## Exercise objective
Look through the lines below, find those with the word "Admin", and copy them.

## Entries supplied
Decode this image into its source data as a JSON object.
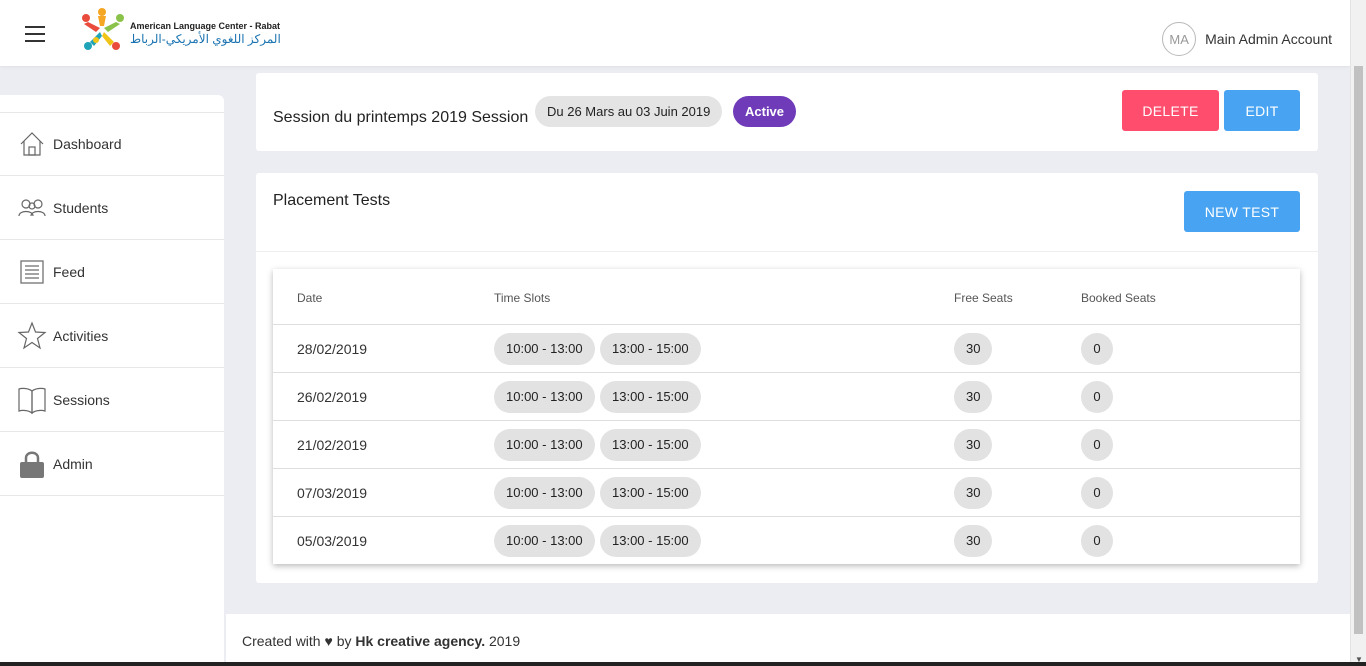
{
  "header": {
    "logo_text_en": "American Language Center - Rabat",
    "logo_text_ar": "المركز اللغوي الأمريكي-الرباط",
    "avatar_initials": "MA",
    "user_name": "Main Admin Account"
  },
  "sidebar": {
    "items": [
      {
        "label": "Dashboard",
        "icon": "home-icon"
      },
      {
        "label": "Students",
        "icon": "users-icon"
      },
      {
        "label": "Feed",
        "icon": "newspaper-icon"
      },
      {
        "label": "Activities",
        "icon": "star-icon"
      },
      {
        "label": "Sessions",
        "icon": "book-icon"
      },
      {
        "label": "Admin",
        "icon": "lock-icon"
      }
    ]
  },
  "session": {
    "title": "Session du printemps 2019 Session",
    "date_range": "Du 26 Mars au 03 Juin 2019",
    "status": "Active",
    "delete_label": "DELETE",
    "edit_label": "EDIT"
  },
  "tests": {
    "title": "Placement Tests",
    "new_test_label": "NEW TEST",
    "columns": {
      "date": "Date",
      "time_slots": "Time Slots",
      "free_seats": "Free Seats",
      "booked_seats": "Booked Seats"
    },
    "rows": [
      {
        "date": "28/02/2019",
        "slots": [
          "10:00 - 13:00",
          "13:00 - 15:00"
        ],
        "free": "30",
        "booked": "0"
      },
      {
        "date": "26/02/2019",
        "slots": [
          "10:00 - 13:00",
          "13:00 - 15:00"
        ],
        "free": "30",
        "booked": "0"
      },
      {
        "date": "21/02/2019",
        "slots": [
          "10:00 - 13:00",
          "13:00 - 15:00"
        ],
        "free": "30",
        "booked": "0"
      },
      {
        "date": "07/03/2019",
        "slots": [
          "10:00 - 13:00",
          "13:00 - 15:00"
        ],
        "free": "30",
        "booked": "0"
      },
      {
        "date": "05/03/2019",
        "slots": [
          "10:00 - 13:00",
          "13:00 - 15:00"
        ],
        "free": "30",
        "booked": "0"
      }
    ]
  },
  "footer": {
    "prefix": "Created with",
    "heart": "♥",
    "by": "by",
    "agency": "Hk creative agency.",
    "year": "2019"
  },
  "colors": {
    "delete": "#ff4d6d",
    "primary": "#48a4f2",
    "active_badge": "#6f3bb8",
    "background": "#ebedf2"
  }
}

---

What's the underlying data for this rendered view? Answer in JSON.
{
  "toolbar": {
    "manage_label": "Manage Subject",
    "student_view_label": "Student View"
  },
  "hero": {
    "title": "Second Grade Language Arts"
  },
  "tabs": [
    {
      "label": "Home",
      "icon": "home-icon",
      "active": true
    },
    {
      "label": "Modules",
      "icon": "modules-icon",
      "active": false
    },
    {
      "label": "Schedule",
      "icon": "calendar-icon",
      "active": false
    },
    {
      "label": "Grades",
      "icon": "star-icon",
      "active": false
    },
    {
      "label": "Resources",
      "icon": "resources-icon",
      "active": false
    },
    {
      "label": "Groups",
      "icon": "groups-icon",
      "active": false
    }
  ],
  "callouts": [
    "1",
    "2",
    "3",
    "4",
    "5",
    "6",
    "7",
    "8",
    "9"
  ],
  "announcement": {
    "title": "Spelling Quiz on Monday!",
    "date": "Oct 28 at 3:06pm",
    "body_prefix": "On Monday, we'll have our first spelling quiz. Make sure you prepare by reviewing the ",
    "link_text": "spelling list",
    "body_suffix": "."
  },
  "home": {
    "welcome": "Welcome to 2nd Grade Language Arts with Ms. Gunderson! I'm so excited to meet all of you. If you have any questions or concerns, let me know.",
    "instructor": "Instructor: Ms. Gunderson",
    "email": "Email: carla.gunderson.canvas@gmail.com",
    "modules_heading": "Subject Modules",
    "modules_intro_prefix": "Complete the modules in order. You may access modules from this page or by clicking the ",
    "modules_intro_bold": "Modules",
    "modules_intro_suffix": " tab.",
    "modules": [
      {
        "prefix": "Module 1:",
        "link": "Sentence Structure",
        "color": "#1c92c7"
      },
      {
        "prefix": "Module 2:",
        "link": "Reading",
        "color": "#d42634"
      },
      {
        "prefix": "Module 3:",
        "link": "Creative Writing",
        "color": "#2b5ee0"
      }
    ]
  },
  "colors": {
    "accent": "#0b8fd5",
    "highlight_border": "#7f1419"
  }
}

## Solution for this task
    "user_name": "Main Admin Account"
        "label": "Admin",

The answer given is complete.